3. What do you hope to accomplish?
Do you hope to learn specific skills, or take photos with little to no instruction? Do you prefer a structured itinerary with little room for choice, or do you prefer the flexibility of a choose-your-own-adventure style tour? Structure is not for everyone, but neither is flexibility, so be sure to ask and choose wisely.
4. What's the expected skill level?
Find out what equipment is recommended and/or required, and the typical skill level of participants. You are unlikely to have much fun with your camera phone if the others on your trip have DSLRs with 500mm lenses. Stay within your level of expertise for the sake of yourself and your fellow phototourists. Also consider the conditions and prepare for them. If you’re going to visit the Great Bear Rainforest in the early summer or spring, guess what? It is probably going to rain. A lot. Find out what sort of clothing and gear is recommended, and whether or not it’s provided by the tour company.
5. How many people will be involved?
Do you prefer a more intimate setting with few other guests, or are you comfortable with larger crowds?
6. What do other people say about the tour?
Read reviews about the company, and learn from others experiences. If you can’t find reviews easily, ask the tour company if they can put you in touch with past participants and get a testimonial yourself.
7. Will you be compatible with your guide?
A skilled photo guide will have all your best interests at heart to ensure the best possible experience for you.

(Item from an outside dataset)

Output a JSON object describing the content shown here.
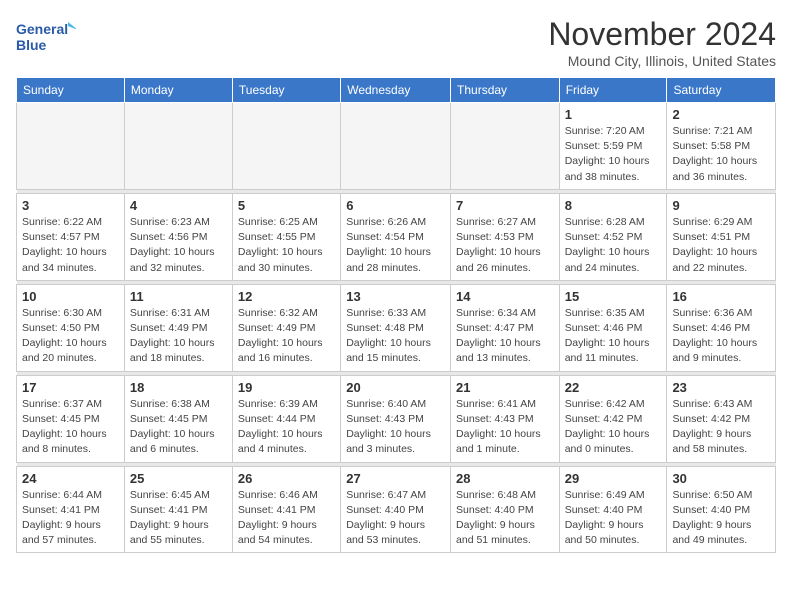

There’s nothing wrong with a “green” guide; find out what they did before and what brought them into guiding (you might be surprised at what you learn). Also, look at your guide’s photography — if it doesn’t tickle your fancy, it’s unlikely her or his tour will, either. Put yourself first and find someone else.
Jessica Finn is the photo editor of Canadian Geographic and a photo specialist tour guide at Frontiers North Adventures.